Crucially, what the Mediterranean diet is lacking is strict rules or calorie counting. While it limits some processed and high-fat food groups, this way of eating doesn’t call for an acetic life. The eater is free to enjoy veggies roasted or cooked in olive oil, along with whole-grain bread, juicy fish, and poultry. And this diet, first and foremost, promotes holistic health rather than weight loss.
No. 2: The DASH Diet
For the DASH diet, which stands for dietary approaches to stop hypertension, the goal is in the name: Prevent high blood pressure. The diet itself is, unsurprisingly, not all that different from the Mediterranean diet. It focuses on lean protein, lots of produce, and whole grains, and it limits added sugar and saturated fat. What makes it unique, though, is that it limits the amount of sodium consumed each day to 2300 mg, which is what the Food and Drug Administration recommends, though many Americans go over that limit.
Does it work? When you limit salt intake, studies show that this seems to have a positive benefit on your blood pressure. A meta-analysis published in 2020 in the journal Advances in Nutrition found that a DASH diet lowered blood pressure significantly in participants with and without hypertension. That same 2020 study in Nutrition concludes that olive oil fits neatly into the DASH diet because of how well it helps keep blood pressure lower. Another study looking at sodium intake shows that moving from a high-sodium intake to an intermediate one and then to a low-sodium intake consistently slashed hypertension. And, a 2018 study comparing the typical DASH diet to a high-fat version found that while both lowered blood pressure to the same extent, the former was associated with much lower levels of low-density lipoprotein, or bad cholesterol. All this is to say that so far, evidence shows the DASH diet contributes to stopping hypertension and keeping your heart healthy.
Blood pressure is also a key indicator of health and longevity. High blood pressure could indicate that your blood vessels are partially blocked or hardened with plaque, which restricts blood flow. This means your heart must work harder to pump the same amount of blood throughout your body. A forthcoming study in the Journal of Hypertension also underscores blood pressure as a key indicator for frailty later in life, showing that this single health factor is a key to many others. Maintaining a healthy blood pressure, then, is at least as important as maintaining a healthy weight.
No. 3: The MIND Diet
This diet, which stands for Mediterranean-DASH Intervention for Neurodegenerative Delay, is a mashup of the two previously ranked diets, this time targeting neurocognitive decline.

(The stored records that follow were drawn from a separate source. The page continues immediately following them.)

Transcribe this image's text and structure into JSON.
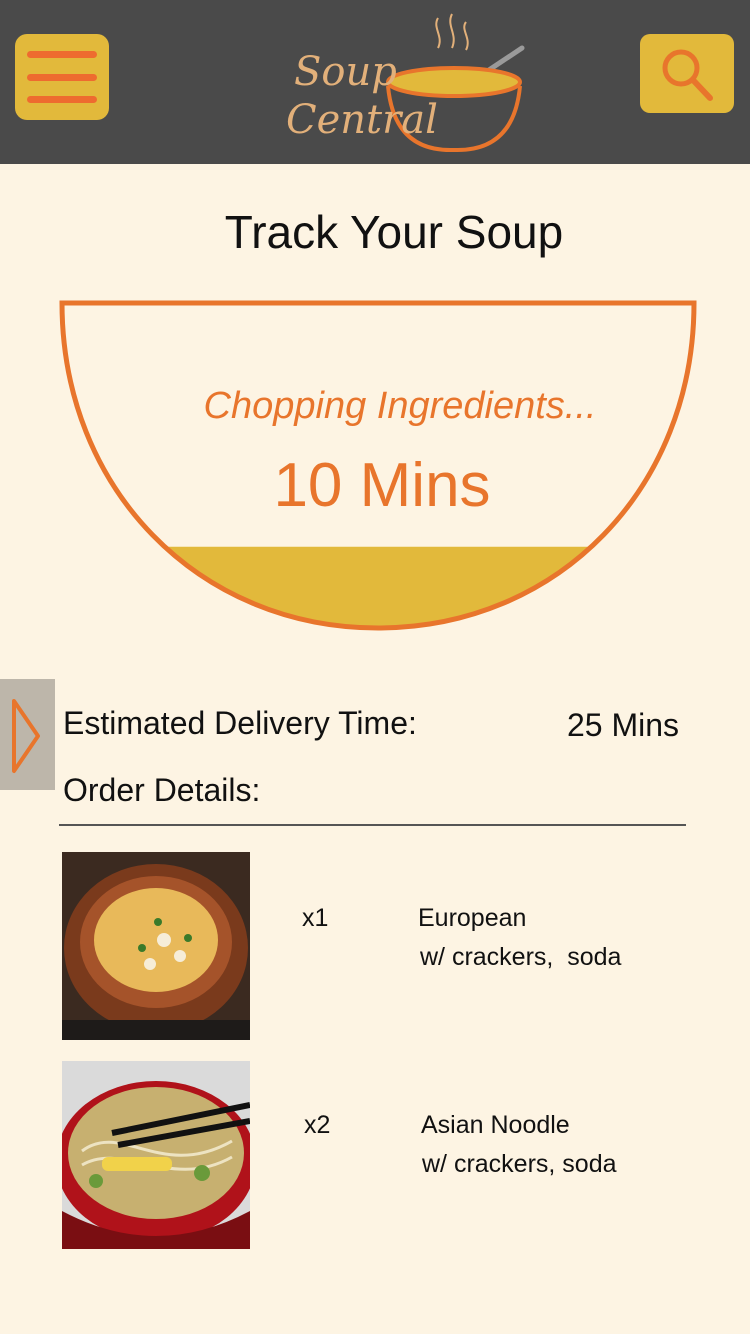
{
  "header": {
    "logo_line1": "Soup",
    "logo_line2": "Central",
    "menu_icon": "hamburger-menu-icon",
    "search_icon": "search-icon"
  },
  "tracker": {
    "title": "Track Your Soup",
    "status": "Chopping Ingredients...",
    "time_remaining": "10 Mins",
    "progress": 0.25
  },
  "delivery": {
    "label": "Estimated Delivery Time:",
    "value": "25 Mins"
  },
  "order": {
    "label": "Order Details:",
    "items": [
      {
        "qty": "x1",
        "name": "European",
        "extras": "w/ crackers,  soda"
      },
      {
        "qty": "x2",
        "name": "Asian Noodle",
        "extras": "w/ crackers, soda"
      }
    ]
  },
  "colors": {
    "header_bg": "#4A4A4A",
    "accent_yellow": "#E2B93B",
    "accent_orange": "#E8752C",
    "page_bg": "#FDF4E3"
  }
}
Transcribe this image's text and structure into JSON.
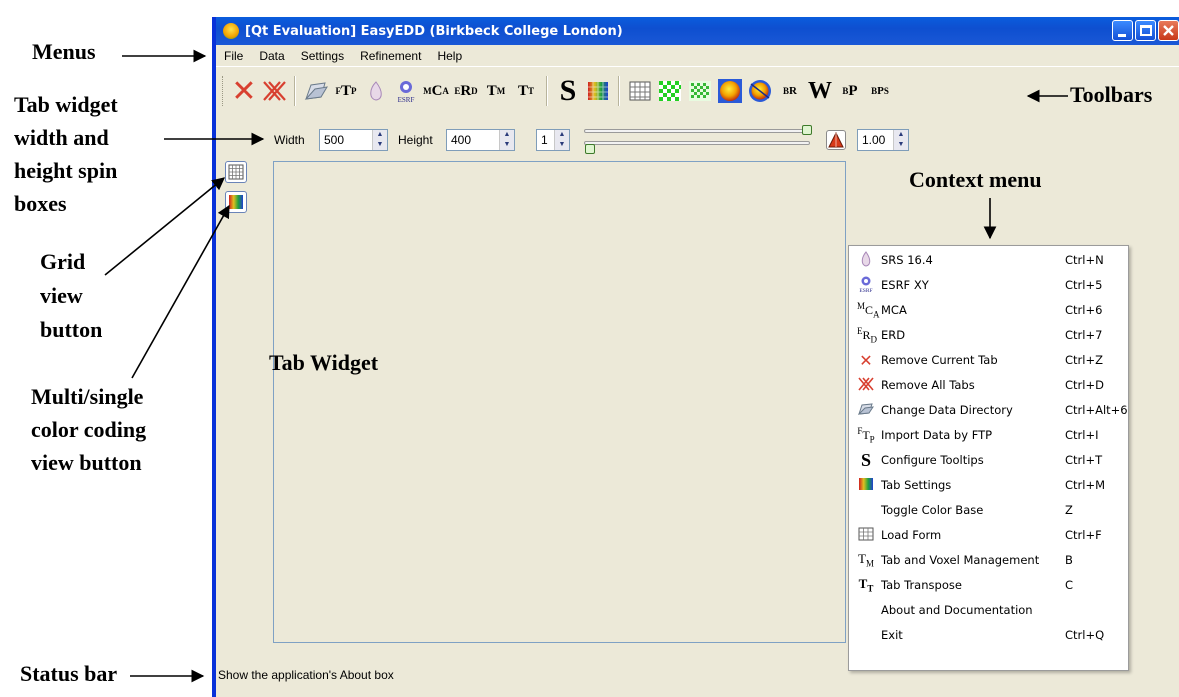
{
  "window": {
    "title": "[Qt Evaluation] EasyEDD (Birkbeck College London)",
    "icon": "app-sphere-icon"
  },
  "menubar": [
    "File",
    "Data",
    "Settings",
    "Refinement",
    "Help"
  ],
  "toolbar": {
    "buttons": [
      {
        "icon": "remove-current-tab-icon",
        "glyph": "X"
      },
      {
        "icon": "remove-all-tabs-icon",
        "glyph": "X"
      },
      {
        "icon": "change-data-directory-icon"
      },
      {
        "icon": "import-data-ftp-icon",
        "glyph": "FTP"
      },
      {
        "icon": "srs-icon"
      },
      {
        "icon": "esrf-xy-icon"
      },
      {
        "icon": "mca-icon",
        "glyph": "MCA"
      },
      {
        "icon": "erd-icon",
        "glyph": "ERD"
      },
      {
        "icon": "tab-voxel-management-icon",
        "glyph": "TM"
      },
      {
        "icon": "tab-transpose-icon",
        "glyph": "TT"
      },
      {
        "icon": "configure-tooltips-icon",
        "glyph": "S"
      },
      {
        "icon": "tab-settings-icon"
      },
      {
        "icon": "grid-icon"
      },
      {
        "icon": "green-checker-icon"
      },
      {
        "icon": "green-checker-alt-icon"
      },
      {
        "icon": "sphere-icon"
      },
      {
        "icon": "sphere-striped-icon"
      },
      {
        "icon": "br-icon",
        "glyph": "BR"
      },
      {
        "icon": "w-icon",
        "glyph": "W"
      },
      {
        "icon": "bp-icon",
        "glyph": "BP"
      },
      {
        "icon": "ps-icon",
        "glyph": "BPS"
      }
    ]
  },
  "size_controls": {
    "width_label": "Width",
    "width_value": "500",
    "height_label": "Height",
    "height_value": "400",
    "step_value": "1",
    "scale_value": "1.00"
  },
  "tab_widget": {
    "title": "Tab Widget"
  },
  "status_bar": {
    "text": "Show the application's About box"
  },
  "context_menu": {
    "items": [
      {
        "label": "SRS 16.4",
        "shortcut": "Ctrl+N",
        "icon": "srs-icon"
      },
      {
        "label": "ESRF XY",
        "shortcut": "Ctrl+5",
        "icon": "esrf-icon"
      },
      {
        "label": "MCA",
        "shortcut": "Ctrl+6",
        "icon": "mca-icon"
      },
      {
        "label": "ERD",
        "shortcut": "Ctrl+7",
        "icon": "erd-icon"
      },
      {
        "label": "Remove Current Tab",
        "shortcut": "Ctrl+Z",
        "icon": "remove-current-tab-icon"
      },
      {
        "label": "Remove All Tabs",
        "shortcut": "Ctrl+D",
        "icon": "remove-all-tabs-icon"
      },
      {
        "label": "Change Data Directory",
        "shortcut": "Ctrl+Alt+6",
        "icon": "folder-icon"
      },
      {
        "label": "Import Data by FTP",
        "shortcut": "Ctrl+I",
        "icon": "ftp-icon"
      },
      {
        "label": "Configure Tooltips",
        "shortcut": "Ctrl+T",
        "icon": "tooltip-s-icon"
      },
      {
        "label": "Tab Settings",
        "shortcut": "Ctrl+M",
        "icon": "color-grid-icon"
      },
      {
        "label": "Toggle Color Base",
        "shortcut": "Z",
        "icon": ""
      },
      {
        "label": "Load Form",
        "shortcut": "Ctrl+F",
        "icon": "grid-icon"
      },
      {
        "label": "Tab and Voxel Management",
        "shortcut": "B",
        "icon": "tm-icon"
      },
      {
        "label": "Tab Transpose",
        "shortcut": "C",
        "icon": "tt-icon"
      },
      {
        "label": "About and Documentation",
        "shortcut": "",
        "icon": ""
      },
      {
        "label": "Exit",
        "shortcut": "Ctrl+Q",
        "icon": ""
      }
    ]
  },
  "annotations": {
    "menus": "Menus",
    "toolbars": "Toolbars",
    "spin_boxes": [
      "Tab widget",
      "width and",
      "height spin",
      "boxes"
    ],
    "context_menu": "Context menu",
    "grid_button": [
      "Grid",
      "view",
      "button"
    ],
    "color_button": [
      "Multi/single",
      "color coding",
      "view button"
    ],
    "status_bar": "Status bar"
  },
  "colors": {
    "title_bar": "#0e4fd0",
    "window_bg": "#ece9d8",
    "remove_red": "#d84030"
  }
}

While studies show that both the Mediterranean diet and the DASH diet improve our overall health, the evidence on whether this combo diet slows cognitive decline or staves off dementia requires further investigation. It’s possible that the conflation of lifestyle factors — the likelihood that someone who would partake in this diet also exercises regularly and refrains from smoking, for example — contributes to cognitive health. In other words, researchers still aren’t certain that health benefits come exclusively from food.
It’s easy to forget that there’s more to health than weight. Other people can’t see our cholesterol or blood pressure and are quick to make assumptions about how appearance correlates with overall health. These diets have a lot in common, not least of all that they prioritize a sustainable way to feed yourself.